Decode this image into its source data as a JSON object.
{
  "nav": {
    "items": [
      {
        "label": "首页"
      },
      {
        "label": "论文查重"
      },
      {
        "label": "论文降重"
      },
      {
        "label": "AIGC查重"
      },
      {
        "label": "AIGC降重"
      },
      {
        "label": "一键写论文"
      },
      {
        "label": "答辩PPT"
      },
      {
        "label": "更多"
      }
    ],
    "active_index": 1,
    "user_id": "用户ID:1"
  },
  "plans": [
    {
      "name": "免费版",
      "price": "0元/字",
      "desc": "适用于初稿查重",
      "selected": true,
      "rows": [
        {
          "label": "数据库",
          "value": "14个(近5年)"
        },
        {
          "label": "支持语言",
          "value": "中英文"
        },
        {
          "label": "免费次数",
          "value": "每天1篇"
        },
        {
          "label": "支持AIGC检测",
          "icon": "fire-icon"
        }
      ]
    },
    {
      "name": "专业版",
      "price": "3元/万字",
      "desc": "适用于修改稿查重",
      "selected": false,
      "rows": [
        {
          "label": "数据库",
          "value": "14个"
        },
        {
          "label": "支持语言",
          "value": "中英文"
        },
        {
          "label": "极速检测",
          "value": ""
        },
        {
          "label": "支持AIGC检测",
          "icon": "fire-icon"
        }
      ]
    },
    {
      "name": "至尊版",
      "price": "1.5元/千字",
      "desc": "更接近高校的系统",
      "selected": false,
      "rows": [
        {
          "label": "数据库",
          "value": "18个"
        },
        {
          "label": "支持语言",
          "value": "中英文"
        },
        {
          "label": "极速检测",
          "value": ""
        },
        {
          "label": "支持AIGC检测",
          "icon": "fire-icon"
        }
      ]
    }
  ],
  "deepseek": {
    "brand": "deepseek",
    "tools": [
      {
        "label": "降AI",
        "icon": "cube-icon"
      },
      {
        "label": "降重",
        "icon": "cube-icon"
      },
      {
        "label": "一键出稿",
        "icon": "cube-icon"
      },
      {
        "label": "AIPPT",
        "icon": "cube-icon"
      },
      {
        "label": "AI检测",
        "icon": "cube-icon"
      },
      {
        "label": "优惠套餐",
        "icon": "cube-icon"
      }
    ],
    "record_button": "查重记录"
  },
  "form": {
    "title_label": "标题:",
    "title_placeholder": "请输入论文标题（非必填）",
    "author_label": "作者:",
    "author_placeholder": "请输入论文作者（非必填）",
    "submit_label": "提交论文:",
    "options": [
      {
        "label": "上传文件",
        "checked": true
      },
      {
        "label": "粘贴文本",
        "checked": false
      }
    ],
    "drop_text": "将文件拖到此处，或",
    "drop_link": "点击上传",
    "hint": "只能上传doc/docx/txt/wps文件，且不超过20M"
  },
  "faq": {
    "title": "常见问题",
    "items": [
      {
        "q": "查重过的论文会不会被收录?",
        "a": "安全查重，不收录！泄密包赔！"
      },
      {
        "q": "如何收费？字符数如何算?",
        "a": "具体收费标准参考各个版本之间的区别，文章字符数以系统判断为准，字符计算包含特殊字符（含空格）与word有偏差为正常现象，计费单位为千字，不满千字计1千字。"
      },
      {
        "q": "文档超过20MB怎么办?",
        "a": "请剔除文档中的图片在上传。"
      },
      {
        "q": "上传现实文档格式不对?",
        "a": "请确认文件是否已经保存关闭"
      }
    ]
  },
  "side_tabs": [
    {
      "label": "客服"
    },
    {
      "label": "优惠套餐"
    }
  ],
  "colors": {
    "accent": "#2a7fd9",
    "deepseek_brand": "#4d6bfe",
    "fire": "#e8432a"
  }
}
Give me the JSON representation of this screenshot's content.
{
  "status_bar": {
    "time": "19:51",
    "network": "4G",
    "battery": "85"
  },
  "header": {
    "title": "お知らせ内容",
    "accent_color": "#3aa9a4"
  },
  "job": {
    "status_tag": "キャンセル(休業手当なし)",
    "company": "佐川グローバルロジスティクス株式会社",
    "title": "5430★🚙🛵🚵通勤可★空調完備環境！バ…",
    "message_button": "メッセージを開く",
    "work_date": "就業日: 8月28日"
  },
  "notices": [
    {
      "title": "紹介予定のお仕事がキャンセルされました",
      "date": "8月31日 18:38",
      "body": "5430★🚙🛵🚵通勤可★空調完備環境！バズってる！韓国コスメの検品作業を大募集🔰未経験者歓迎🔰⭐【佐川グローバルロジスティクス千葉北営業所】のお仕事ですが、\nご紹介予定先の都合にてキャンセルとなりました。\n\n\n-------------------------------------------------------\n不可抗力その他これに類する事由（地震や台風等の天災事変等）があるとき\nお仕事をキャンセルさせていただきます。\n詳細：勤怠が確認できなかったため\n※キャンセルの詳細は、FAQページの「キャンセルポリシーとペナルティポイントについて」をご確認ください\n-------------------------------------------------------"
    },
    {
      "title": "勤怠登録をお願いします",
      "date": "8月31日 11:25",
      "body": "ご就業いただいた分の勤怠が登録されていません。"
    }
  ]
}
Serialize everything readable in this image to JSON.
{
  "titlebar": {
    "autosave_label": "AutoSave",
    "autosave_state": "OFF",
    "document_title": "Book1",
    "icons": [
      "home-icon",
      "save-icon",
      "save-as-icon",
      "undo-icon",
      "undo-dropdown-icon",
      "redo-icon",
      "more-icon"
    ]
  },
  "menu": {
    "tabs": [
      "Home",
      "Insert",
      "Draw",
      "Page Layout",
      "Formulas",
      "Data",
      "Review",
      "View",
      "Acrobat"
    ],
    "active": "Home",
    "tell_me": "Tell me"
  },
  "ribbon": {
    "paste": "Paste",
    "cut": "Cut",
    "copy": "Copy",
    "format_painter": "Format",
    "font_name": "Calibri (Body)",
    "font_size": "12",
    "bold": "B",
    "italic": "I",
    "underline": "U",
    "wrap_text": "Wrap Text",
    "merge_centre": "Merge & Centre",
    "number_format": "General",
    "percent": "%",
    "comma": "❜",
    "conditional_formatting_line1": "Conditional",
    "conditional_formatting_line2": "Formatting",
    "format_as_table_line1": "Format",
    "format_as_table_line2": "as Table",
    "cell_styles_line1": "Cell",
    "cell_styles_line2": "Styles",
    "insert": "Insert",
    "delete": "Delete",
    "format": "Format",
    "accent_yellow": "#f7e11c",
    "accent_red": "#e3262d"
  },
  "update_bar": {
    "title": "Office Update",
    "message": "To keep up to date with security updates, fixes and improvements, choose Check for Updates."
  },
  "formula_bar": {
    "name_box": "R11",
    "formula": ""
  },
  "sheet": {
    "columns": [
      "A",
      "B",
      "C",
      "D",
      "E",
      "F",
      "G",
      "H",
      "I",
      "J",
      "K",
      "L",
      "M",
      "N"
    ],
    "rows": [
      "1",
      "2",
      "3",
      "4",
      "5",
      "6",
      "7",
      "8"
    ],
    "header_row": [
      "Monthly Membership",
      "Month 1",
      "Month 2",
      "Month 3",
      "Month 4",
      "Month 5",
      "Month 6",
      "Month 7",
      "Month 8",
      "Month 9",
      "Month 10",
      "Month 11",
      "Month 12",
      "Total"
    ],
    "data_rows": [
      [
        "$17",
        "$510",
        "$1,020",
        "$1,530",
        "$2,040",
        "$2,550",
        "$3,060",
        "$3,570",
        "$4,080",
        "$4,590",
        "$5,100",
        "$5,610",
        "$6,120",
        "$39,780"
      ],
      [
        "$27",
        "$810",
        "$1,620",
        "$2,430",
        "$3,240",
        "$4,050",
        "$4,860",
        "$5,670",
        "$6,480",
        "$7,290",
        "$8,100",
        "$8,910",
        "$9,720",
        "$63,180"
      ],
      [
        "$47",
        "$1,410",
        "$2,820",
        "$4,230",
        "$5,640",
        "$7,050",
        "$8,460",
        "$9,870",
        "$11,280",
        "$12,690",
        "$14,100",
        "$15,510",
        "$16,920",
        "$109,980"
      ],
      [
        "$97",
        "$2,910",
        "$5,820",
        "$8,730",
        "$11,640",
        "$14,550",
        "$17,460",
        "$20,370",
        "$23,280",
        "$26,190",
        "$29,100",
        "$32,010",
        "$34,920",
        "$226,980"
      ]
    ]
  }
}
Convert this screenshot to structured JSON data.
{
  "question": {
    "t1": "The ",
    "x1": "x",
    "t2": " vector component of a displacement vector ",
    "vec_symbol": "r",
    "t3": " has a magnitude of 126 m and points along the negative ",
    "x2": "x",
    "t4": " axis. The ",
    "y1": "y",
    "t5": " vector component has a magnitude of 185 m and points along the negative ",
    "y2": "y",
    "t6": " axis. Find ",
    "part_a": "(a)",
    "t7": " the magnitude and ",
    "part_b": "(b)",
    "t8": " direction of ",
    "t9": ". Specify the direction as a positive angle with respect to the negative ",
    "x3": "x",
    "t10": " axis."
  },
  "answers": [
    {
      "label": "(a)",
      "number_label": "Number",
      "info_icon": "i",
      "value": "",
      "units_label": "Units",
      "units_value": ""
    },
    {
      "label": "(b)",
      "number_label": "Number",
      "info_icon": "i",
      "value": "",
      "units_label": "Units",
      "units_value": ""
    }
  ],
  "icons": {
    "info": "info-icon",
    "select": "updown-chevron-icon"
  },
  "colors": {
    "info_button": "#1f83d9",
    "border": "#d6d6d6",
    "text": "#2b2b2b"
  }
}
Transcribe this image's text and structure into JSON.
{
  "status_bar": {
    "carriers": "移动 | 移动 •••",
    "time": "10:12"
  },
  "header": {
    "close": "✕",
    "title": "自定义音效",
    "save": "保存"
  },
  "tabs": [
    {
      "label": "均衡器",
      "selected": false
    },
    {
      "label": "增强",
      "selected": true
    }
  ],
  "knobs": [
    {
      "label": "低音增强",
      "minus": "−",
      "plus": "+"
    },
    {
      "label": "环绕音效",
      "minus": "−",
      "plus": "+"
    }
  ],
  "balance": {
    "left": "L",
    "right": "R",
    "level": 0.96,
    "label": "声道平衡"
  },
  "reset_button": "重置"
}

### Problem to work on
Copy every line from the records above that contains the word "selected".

### Exercise response
      "selected": true,
      "selected": false,
      "selected": false,
      "selected": false
      "selected": true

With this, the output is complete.